Action item - What lines in the records include the string "false"? Return each one.
=== Section Start ===
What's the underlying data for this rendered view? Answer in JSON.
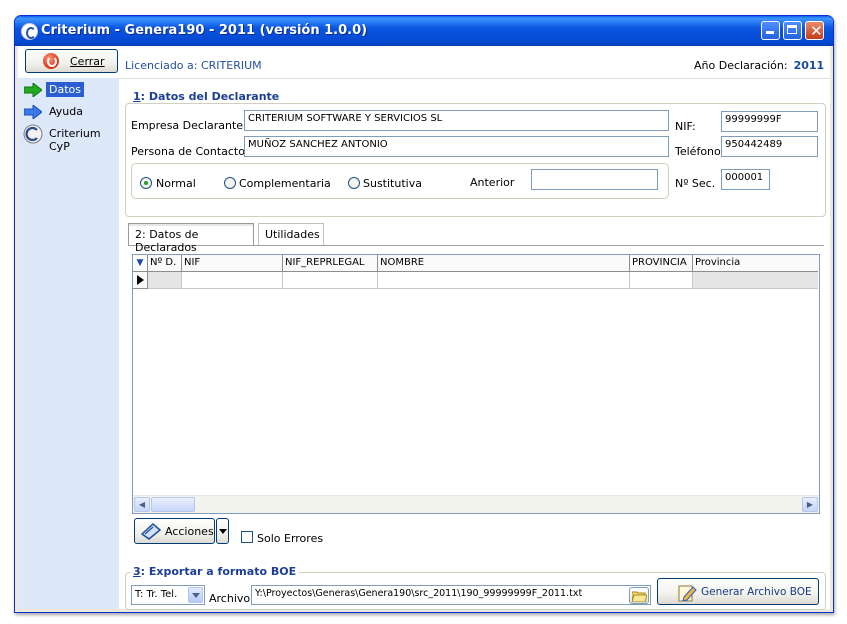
{
  "window": {
    "title": "Criterium - Genera190 - 2011 (versión 1.0.0)"
  },
  "toolbar": {
    "close_label": "Cerrar",
    "licensee": "Licenciado a: CRITERIUM",
    "year_label": "Año Declaración:",
    "year_value": "2011"
  },
  "sidebar": {
    "items": [
      {
        "label": "Datos",
        "icon": "green-arrow-icon",
        "selected": true
      },
      {
        "label": "Ayuda",
        "icon": "blue-arrow-icon",
        "selected": false
      },
      {
        "label": "Criterium CyP",
        "icon": "criterium-cyp-logo-icon",
        "selected": false
      }
    ]
  },
  "declarante": {
    "number": "1",
    "title": ": Datos del Declarante",
    "empresa_label": "Empresa Declarante:",
    "empresa_value": "CRITERIUM SOFTWARE Y SERVICIOS SL",
    "contacto_label": "Persona de Contacto",
    "contacto_value": "MUÑOZ SANCHEZ ANTONIO",
    "nif_label": "NIF:",
    "nif_value": "99999999F",
    "telefono_label": "Teléfono:",
    "telefono_value": "950442489",
    "tipo_options": [
      "Normal",
      "Complementaria",
      "Sustitutiva"
    ],
    "tipo_selected": "Normal",
    "anterior_label": "Anterior",
    "anterior_value": "",
    "nsec_label": "Nº Sec.",
    "nsec_value": "000001"
  },
  "tabs": [
    {
      "label": "2: Datos de Declarados",
      "active": true
    },
    {
      "label": "Utilidades",
      "active": false
    }
  ],
  "grid": {
    "columns": [
      "Nº D.",
      "NIF",
      "NIF_REPRLEGAL",
      "NOMBRE",
      "PROVINCIA",
      "Provincia"
    ],
    "rows": [
      [
        "",
        "",
        "",
        "",
        "",
        ""
      ]
    ]
  },
  "actions": {
    "acciones_label": "Acciones",
    "solo_errores_label": "Solo Errores",
    "solo_errores_checked": false
  },
  "export": {
    "number": "3",
    "title": ": Exportar a formato BOE",
    "type_value": "T: Tr. Tel.",
    "archivo_label": "Archivo",
    "archivo_value": "Y:\\Proyectos\\Generas\\Genera190\\src_2011\\190_99999999F_2011.txt",
    "generate_label": "Generar Archivo BOE"
  },
  "colors": {
    "titlebar": "#0348d1",
    "sidebar_bg": "#dde8f8",
    "group_title": "#1c3f95",
    "selected_item": "#2b5fd1"
  }
}
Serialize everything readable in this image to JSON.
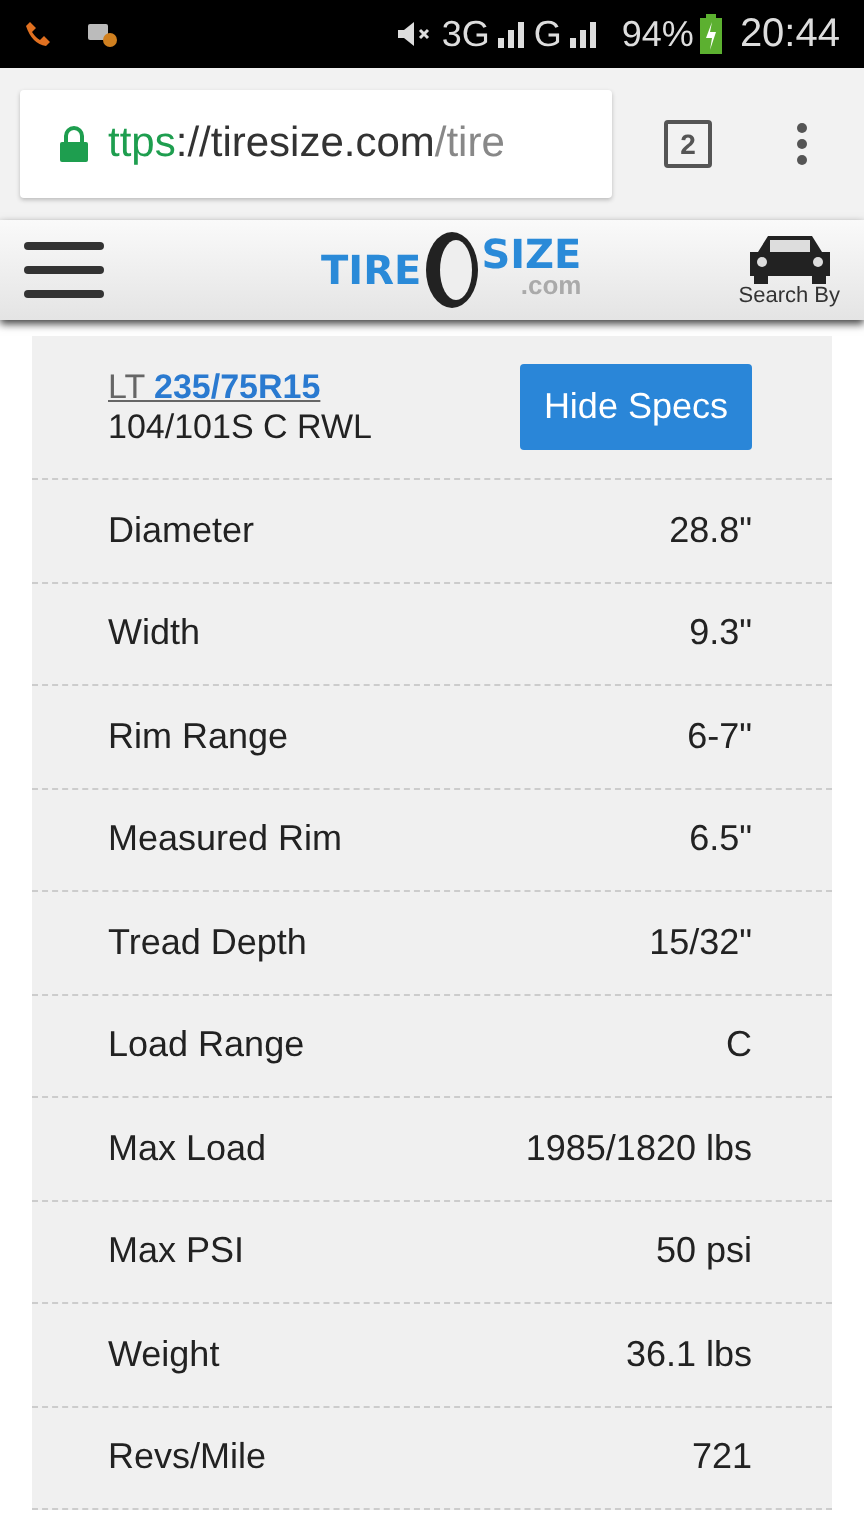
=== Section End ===
Expected answer -
        "selected": false
        "selected": false
      "active": false
    "solo_errores_checked": false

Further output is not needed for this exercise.